Task brief.
Find and return every line of the data that contains the word "total".

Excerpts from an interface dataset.
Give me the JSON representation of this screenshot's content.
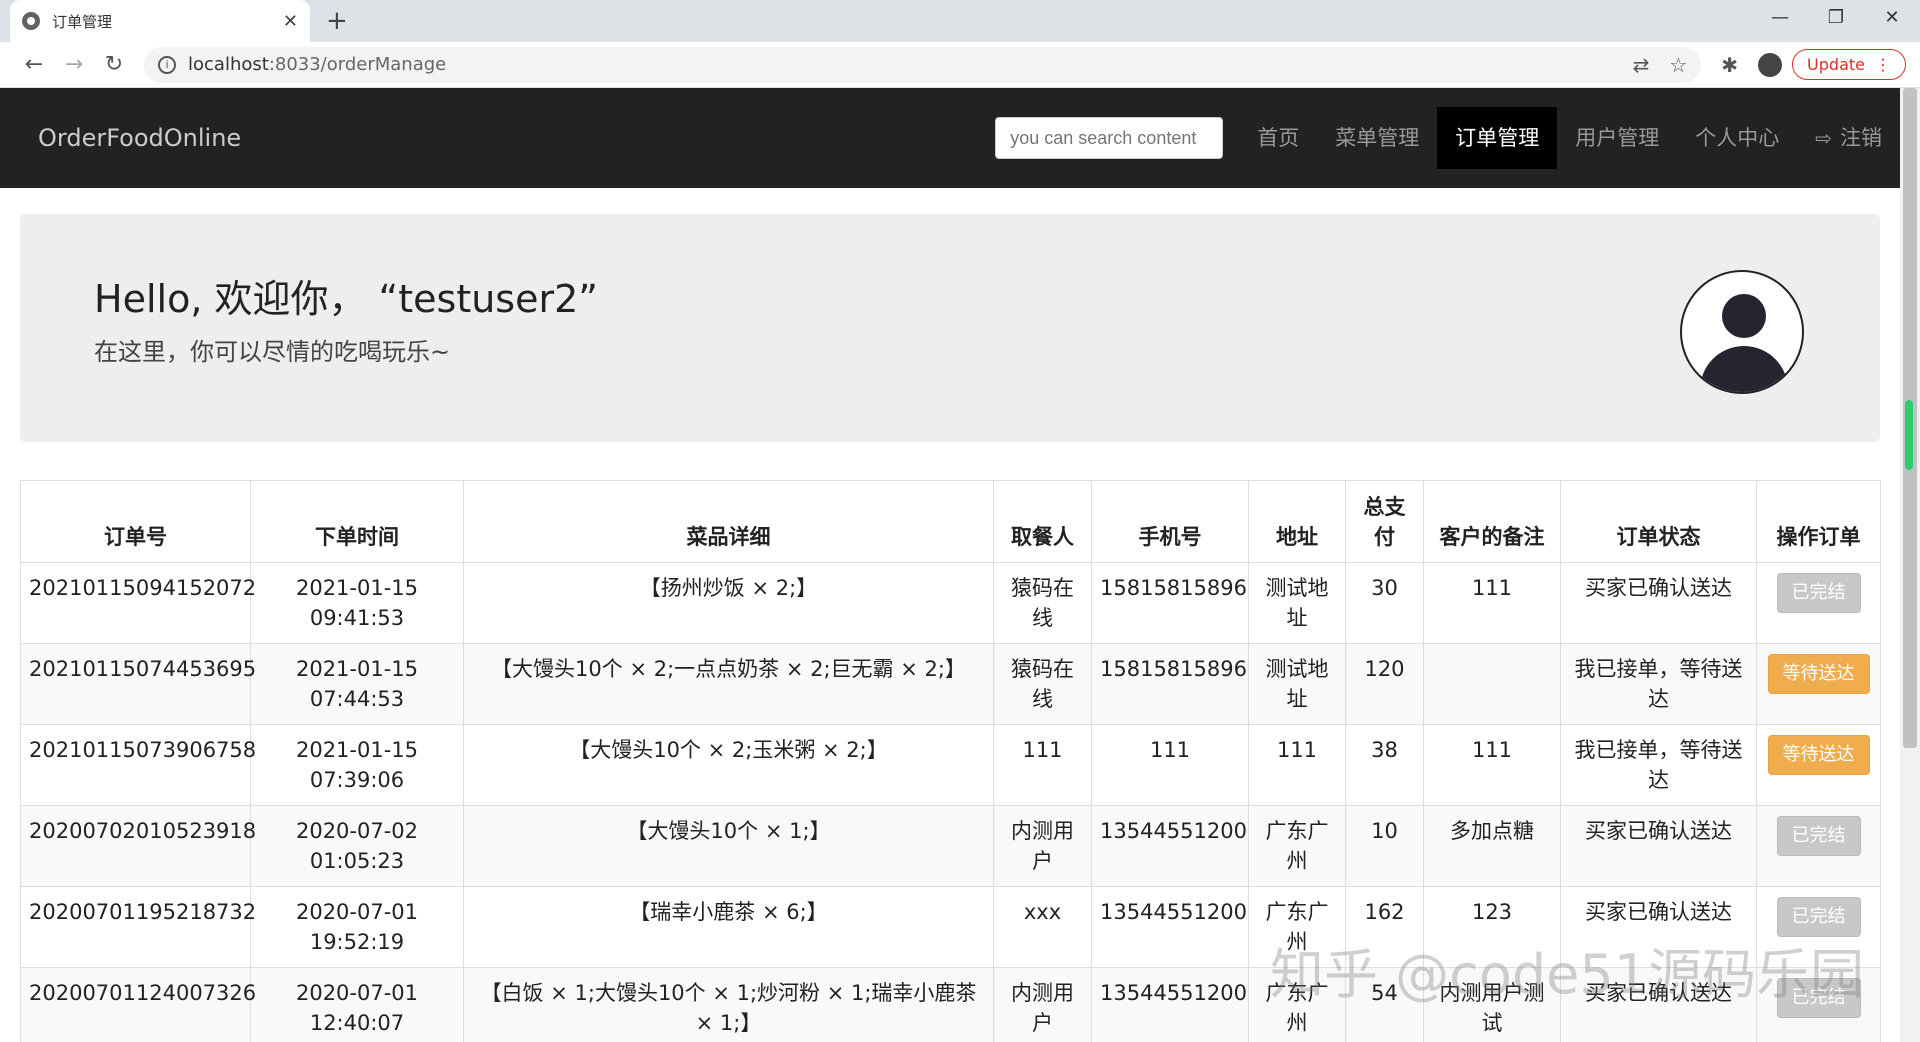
{
  "browser": {
    "tab_title": "订单管理",
    "url_host": "localhost",
    "url_path": ":8033/orderManage",
    "update_label": "Update"
  },
  "nav": {
    "brand": "OrderFoodOnline",
    "search_placeholder": "you can search content",
    "links": [
      "首页",
      "菜单管理",
      "订单管理",
      "用户管理",
      "个人中心",
      "注销"
    ]
  },
  "jumbo": {
    "greeting": "Hello, 欢迎你， “testuser2”",
    "subtitle": "在这里，你可以尽情的吃喝玩乐~"
  },
  "table": {
    "headers": [
      "订单号",
      "下单时间",
      "菜品详细",
      "取餐人",
      "手机号",
      "地址",
      "总支付",
      "客户的备注",
      "订单状态",
      "操作订单"
    ],
    "rows": [
      {
        "id": "20210115094152072",
        "time": "2021-01-15 09:41:53",
        "detail": "【扬州炒饭 × 2;】",
        "name": "猿码在线",
        "phone": "15815815896",
        "addr": "测试地址",
        "total": "30",
        "note": "111",
        "status": "买家已确认送达",
        "action": "已完结",
        "action_type": "done"
      },
      {
        "id": "20210115074453695",
        "time": "2021-01-15 07:44:53",
        "detail": "【大馒头10个 × 2;一点点奶茶 × 2;巨无霸 × 2;】",
        "name": "猿码在线",
        "phone": "15815815896",
        "addr": "测试地址",
        "total": "120",
        "note": "",
        "status": "我已接单，等待送达",
        "action": "等待送达",
        "action_type": "wait"
      },
      {
        "id": "20210115073906758",
        "time": "2021-01-15 07:39:06",
        "detail": "【大馒头10个 × 2;玉米粥 × 2;】",
        "name": "111",
        "phone": "111",
        "addr": "111",
        "total": "38",
        "note": "111",
        "status": "我已接单，等待送达",
        "action": "等待送达",
        "action_type": "wait"
      },
      {
        "id": "20200702010523918",
        "time": "2020-07-02 01:05:23",
        "detail": "【大馒头10个 × 1;】",
        "name": "内测用户",
        "phone": "13544551200",
        "addr": "广东广州",
        "total": "10",
        "note": "多加点糖",
        "status": "买家已确认送达",
        "action": "已完结",
        "action_type": "done"
      },
      {
        "id": "20200701195218732",
        "time": "2020-07-01 19:52:19",
        "detail": "【瑞幸小鹿茶 × 6;】",
        "name": "xxx",
        "phone": "13544551200",
        "addr": "广东广州",
        "total": "162",
        "note": "123",
        "status": "买家已确认送达",
        "action": "已完结",
        "action_type": "done"
      },
      {
        "id": "20200701124007326",
        "time": "2020-07-01 12:40:07",
        "detail": "【白饭 × 1;大馒头10个 × 1;炒河粉 × 1;瑞幸小鹿茶 × 1;】",
        "name": "内测用户",
        "phone": "13544551200",
        "addr": "广东广州",
        "total": "54",
        "note": "内测用户测试",
        "status": "买家已确认送达",
        "action": "已完结",
        "action_type": "done"
      }
    ]
  },
  "watermark": "知乎 @code51源码乐园"
}
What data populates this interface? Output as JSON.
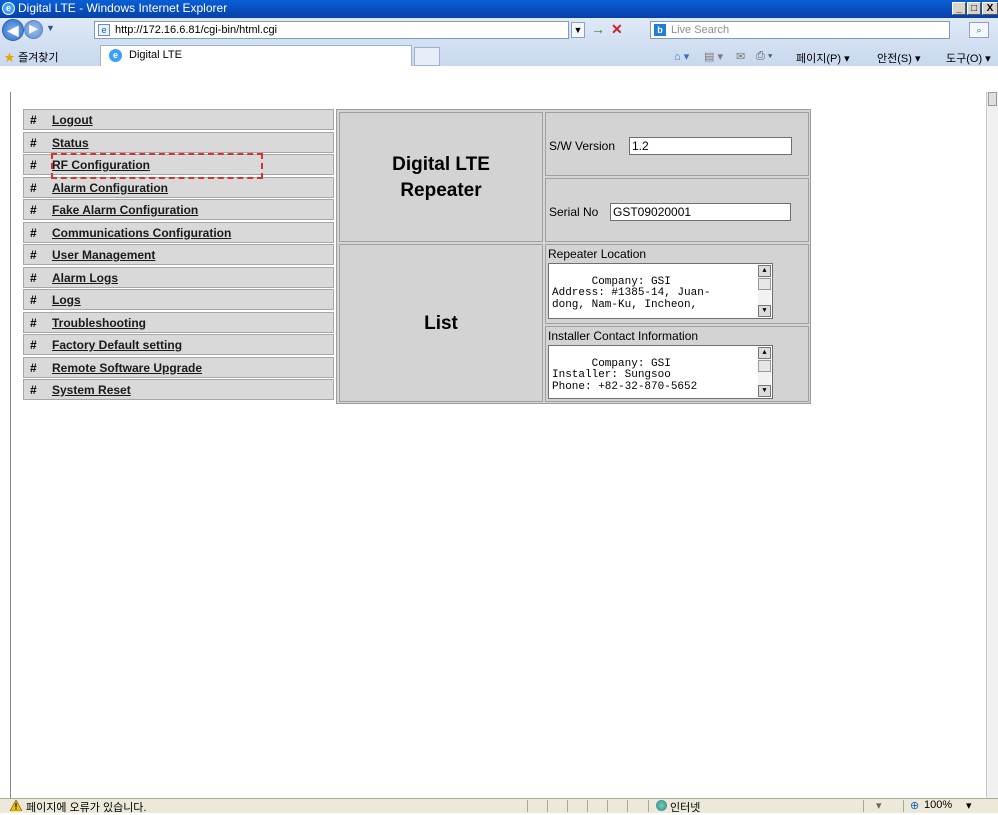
{
  "window": {
    "title": "Digital LTE - Windows Internet Explorer",
    "controls": [
      "_",
      "□",
      "X"
    ]
  },
  "address_bar": {
    "url": "http://172.16.6.81/cgi-bin/html.cgi",
    "search_placeholder": "Live Search"
  },
  "favorites": {
    "label": "즐겨찾기",
    "tab_title": "Digital LTE"
  },
  "command_bar": {
    "page": "페이지(P) ▾",
    "safety": "안전(S) ▾",
    "tools": "도구(O) ▾"
  },
  "menu": {
    "bullet": "#",
    "items": [
      {
        "label": "Logout"
      },
      {
        "label": "Status"
      },
      {
        "label": "RF Configuration"
      },
      {
        "label": "Alarm Configuration"
      },
      {
        "label": "Fake Alarm Configuration"
      },
      {
        "label": "Communications Configuration"
      },
      {
        "label": "User Management"
      },
      {
        "label": "Alarm Logs"
      },
      {
        "label": "Logs"
      },
      {
        "label": "Troubleshooting"
      },
      {
        "label": "Factory Default setting"
      },
      {
        "label": "Remote Software Upgrade"
      },
      {
        "label": "System Reset"
      }
    ]
  },
  "header_panel": {
    "title_line1": "Digital LTE",
    "title_line2": "Repeater",
    "list_title": "List"
  },
  "info": {
    "sw_version_label": "S/W Version",
    "sw_version_value": "1.2",
    "serial_label": "Serial No",
    "serial_value": "GST09020001",
    "location_label": "Repeater Location",
    "location_text": "Company: GSI\nAddress: #1385-14, Juan-\ndong, Nam-Ku, Incheon,",
    "installer_label": "Installer Contact Information",
    "installer_text": "Company: GSI\nInstaller: Sungsoo\nPhone: +82-32-870-5652"
  },
  "status_bar": {
    "message": "페이지에 오류가 있습니다.",
    "zone": "인터넷",
    "zoom": "100%"
  },
  "colors": {
    "titlebar": "#0a5fd6",
    "highlight": "#d9312c",
    "panel": "#d3d3d3"
  }
}
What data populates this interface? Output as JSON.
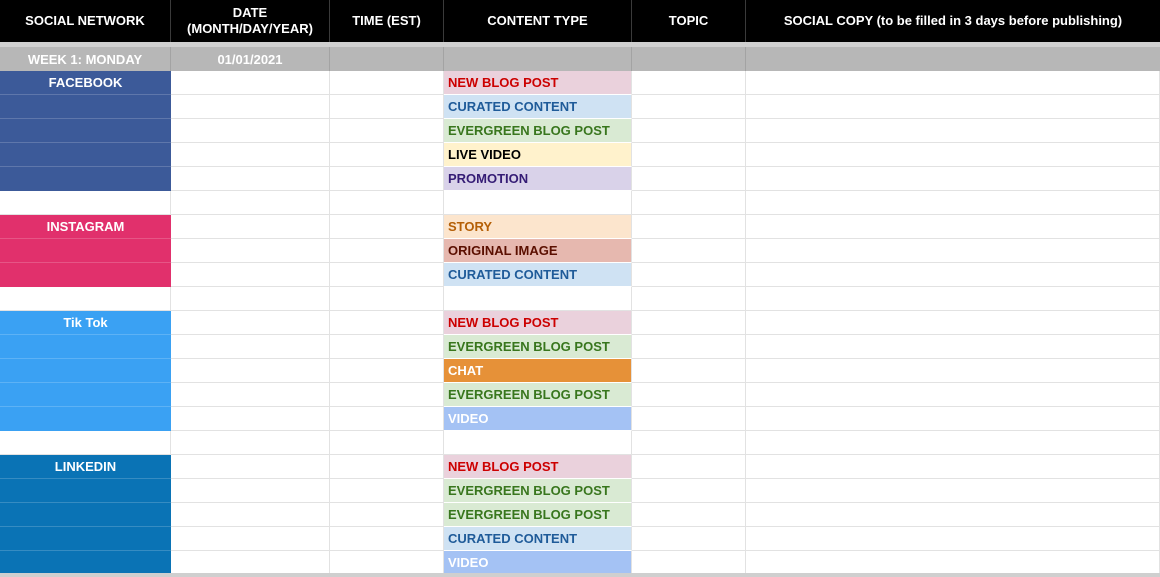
{
  "headers": [
    {
      "label": "SOCIAL NETWORK"
    },
    {
      "label": "DATE\n(MONTH/DAY/YEAR)"
    },
    {
      "label": "TIME (EST)"
    },
    {
      "label": "CONTENT TYPE"
    },
    {
      "label": "TOPIC"
    },
    {
      "label": "SOCIAL COPY (to be filled in 3 days before publishing)"
    }
  ],
  "week": {
    "label": "WEEK 1: MONDAY",
    "date": "01/01/2021"
  },
  "networks": [
    {
      "name": "FACEBOOK",
      "color": "#3c5a99",
      "items": [
        {
          "label": "NEW BLOG POST",
          "bg": "#ead1dc",
          "fg": "#cc0000"
        },
        {
          "label": "CURATED CONTENT",
          "bg": "#cfe2f3",
          "fg": "#1f5b99"
        },
        {
          "label": "EVERGREEN BLOG POST",
          "bg": "#d9ead3",
          "fg": "#38761d"
        },
        {
          "label": "LIVE VIDEO",
          "bg": "#fff2cc",
          "fg": "#000000"
        },
        {
          "label": "PROMOTION",
          "bg": "#d9d2e9",
          "fg": "#351c75"
        }
      ]
    },
    {
      "name": "INSTAGRAM",
      "color": "#e1306c",
      "items": [
        {
          "label": "STORY",
          "bg": "#fce5cd",
          "fg": "#b45f06"
        },
        {
          "label": "ORIGINAL IMAGE",
          "bg": "#e6b8af",
          "fg": "#5b0f00"
        },
        {
          "label": "CURATED CONTENT",
          "bg": "#cfe2f3",
          "fg": "#1f5b99"
        }
      ]
    },
    {
      "name": "Tik Tok",
      "color": "#3aa1f3",
      "items": [
        {
          "label": "NEW BLOG POST",
          "bg": "#ead1dc",
          "fg": "#cc0000"
        },
        {
          "label": "EVERGREEN BLOG POST",
          "bg": "#d9ead3",
          "fg": "#38761d"
        },
        {
          "label": "CHAT",
          "bg": "#e69138",
          "fg": "#ffffff"
        },
        {
          "label": "EVERGREEN BLOG POST",
          "bg": "#d9ead3",
          "fg": "#38761d"
        },
        {
          "label": "VIDEO",
          "bg": "#a4c2f4",
          "fg": "#ffffff"
        }
      ]
    },
    {
      "name": "LINKEDIN",
      "color": "#0a73b5",
      "items": [
        {
          "label": "NEW BLOG POST",
          "bg": "#ead1dc",
          "fg": "#cc0000"
        },
        {
          "label": "EVERGREEN BLOG POST",
          "bg": "#d9ead3",
          "fg": "#38761d"
        },
        {
          "label": "EVERGREEN BLOG POST",
          "bg": "#d9ead3",
          "fg": "#38761d"
        },
        {
          "label": "CURATED CONTENT",
          "bg": "#cfe2f3",
          "fg": "#1f5b99"
        },
        {
          "label": "VIDEO",
          "bg": "#a4c2f4",
          "fg": "#ffffff"
        }
      ]
    }
  ]
}
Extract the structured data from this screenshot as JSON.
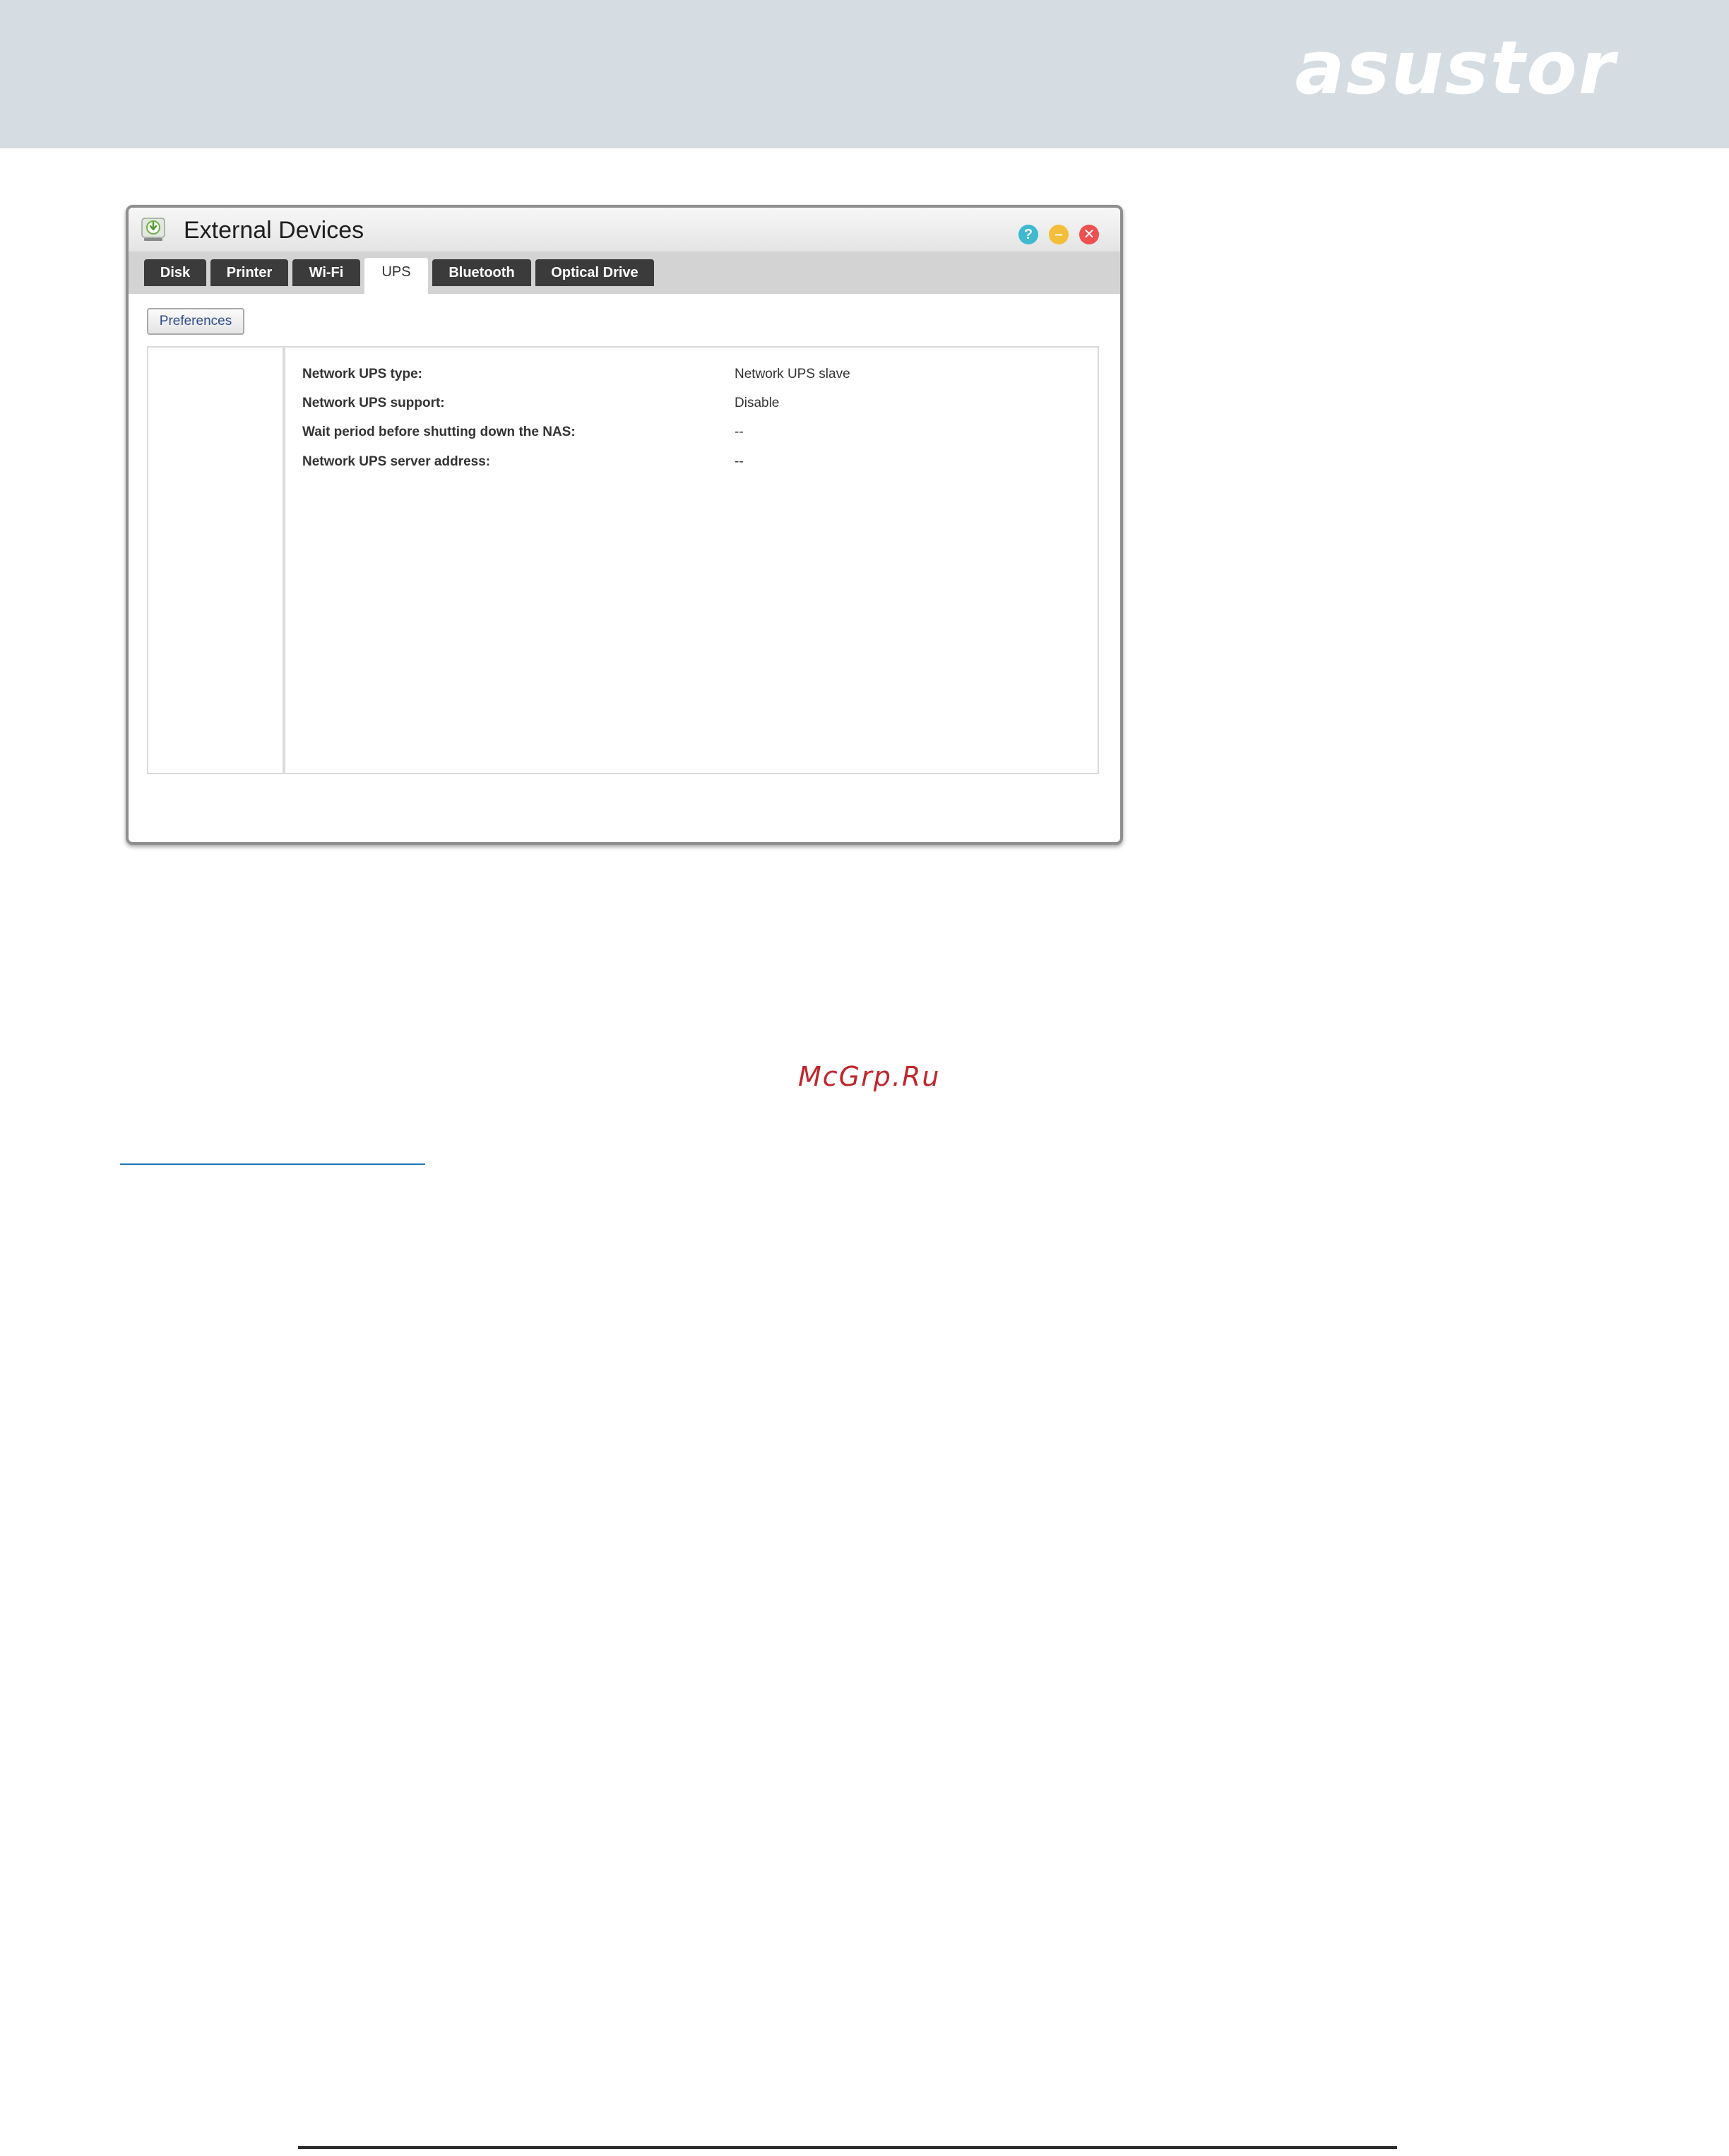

Response area.
        "total": "30",
        "total": "120",
        "total": "38",
        "total": "10",
        "total": "162",
        "total": "54",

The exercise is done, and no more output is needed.